What the exercise asks —
Your answer is a copy of every line in the records where "名著导读" appears.

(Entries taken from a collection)
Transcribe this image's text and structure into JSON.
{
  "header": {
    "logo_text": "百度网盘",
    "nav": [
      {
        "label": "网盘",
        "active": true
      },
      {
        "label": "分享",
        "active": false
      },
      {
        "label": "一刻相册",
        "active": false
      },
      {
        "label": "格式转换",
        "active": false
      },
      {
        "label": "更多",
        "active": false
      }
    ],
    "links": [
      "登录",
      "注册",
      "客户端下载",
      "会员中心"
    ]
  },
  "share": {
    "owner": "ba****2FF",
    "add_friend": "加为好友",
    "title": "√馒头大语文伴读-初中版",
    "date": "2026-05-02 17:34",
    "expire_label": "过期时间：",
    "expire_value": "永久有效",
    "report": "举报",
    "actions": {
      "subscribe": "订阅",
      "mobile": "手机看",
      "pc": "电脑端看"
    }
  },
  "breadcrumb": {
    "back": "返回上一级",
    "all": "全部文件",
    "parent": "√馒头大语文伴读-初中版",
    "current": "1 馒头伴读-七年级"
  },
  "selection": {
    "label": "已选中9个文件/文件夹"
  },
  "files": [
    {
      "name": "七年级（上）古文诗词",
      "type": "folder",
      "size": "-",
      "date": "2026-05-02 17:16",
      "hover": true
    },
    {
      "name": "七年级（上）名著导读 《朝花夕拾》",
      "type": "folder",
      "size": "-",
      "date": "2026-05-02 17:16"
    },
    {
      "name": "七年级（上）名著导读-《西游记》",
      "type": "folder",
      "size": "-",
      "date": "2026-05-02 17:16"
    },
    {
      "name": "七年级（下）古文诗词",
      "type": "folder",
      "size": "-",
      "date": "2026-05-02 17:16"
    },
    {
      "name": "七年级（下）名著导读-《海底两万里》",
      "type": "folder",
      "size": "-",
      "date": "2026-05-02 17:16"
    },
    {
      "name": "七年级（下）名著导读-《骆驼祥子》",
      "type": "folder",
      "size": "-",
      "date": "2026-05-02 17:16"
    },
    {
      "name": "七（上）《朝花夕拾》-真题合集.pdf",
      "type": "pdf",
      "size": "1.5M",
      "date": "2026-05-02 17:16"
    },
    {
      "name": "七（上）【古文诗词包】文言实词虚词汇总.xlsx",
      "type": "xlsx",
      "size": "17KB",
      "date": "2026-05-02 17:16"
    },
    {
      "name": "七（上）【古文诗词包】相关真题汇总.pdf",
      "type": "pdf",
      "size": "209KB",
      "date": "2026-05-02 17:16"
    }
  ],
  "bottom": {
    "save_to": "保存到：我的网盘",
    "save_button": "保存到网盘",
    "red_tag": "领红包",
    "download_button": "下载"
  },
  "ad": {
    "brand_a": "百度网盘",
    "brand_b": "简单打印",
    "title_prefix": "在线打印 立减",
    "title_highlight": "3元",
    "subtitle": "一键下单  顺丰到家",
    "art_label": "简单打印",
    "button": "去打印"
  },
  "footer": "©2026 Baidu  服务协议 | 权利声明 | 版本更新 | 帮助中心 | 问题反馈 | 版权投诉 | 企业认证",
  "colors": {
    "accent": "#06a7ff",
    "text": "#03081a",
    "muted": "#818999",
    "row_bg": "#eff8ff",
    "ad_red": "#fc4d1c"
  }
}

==

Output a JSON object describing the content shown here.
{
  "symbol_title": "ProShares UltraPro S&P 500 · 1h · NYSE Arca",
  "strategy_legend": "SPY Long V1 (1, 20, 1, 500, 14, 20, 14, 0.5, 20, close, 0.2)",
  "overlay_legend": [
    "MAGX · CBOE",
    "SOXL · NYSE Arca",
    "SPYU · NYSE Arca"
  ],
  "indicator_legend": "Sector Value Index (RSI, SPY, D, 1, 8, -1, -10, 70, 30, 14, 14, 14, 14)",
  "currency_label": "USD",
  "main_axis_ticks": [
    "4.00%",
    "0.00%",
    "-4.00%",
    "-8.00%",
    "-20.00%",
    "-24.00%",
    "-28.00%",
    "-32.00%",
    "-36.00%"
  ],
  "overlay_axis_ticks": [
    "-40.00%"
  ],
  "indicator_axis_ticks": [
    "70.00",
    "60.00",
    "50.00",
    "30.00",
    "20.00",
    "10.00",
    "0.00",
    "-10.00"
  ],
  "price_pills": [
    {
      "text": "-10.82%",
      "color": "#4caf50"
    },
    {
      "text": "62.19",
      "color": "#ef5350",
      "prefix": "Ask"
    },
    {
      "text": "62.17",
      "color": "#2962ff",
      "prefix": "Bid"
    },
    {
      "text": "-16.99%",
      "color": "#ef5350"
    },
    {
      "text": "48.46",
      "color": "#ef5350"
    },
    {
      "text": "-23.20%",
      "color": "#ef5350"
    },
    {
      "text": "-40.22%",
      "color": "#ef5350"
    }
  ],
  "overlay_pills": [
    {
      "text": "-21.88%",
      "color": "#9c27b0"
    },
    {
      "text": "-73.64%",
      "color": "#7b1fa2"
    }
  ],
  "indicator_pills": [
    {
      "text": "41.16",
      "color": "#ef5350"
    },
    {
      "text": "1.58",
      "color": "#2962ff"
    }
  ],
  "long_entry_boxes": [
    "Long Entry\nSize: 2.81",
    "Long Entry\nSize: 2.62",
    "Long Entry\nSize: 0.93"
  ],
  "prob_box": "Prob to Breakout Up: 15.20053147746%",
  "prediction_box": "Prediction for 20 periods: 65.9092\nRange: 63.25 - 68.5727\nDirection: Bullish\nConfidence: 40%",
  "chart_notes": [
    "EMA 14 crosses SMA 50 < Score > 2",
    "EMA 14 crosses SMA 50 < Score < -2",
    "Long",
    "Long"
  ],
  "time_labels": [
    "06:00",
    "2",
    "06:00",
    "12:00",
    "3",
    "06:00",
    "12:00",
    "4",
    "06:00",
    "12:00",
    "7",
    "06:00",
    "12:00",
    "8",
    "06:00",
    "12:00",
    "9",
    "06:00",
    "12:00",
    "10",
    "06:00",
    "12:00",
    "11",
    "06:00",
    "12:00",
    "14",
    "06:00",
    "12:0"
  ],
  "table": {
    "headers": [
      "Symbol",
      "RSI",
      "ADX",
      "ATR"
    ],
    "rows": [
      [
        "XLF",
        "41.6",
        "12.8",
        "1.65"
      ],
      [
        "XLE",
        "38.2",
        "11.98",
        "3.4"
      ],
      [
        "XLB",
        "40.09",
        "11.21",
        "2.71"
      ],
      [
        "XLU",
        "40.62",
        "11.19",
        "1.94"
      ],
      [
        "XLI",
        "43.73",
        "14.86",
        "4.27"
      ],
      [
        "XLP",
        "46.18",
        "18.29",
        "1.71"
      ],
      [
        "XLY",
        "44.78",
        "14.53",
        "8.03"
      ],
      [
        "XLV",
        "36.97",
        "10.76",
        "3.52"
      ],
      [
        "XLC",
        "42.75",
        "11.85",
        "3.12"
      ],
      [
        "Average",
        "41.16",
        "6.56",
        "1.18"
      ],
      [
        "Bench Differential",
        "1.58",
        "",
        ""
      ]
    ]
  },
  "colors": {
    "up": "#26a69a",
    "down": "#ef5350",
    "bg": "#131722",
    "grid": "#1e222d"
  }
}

Reply to the task —
      "name": "七年级（上）名著导读 《朝花夕拾》",
      "name": "七年级（上）名著导读-《西游记》",
      "name": "七年级（下）名著导读-《海底两万里》",
      "name": "七年级（下）名著导读-《骆驼祥子》",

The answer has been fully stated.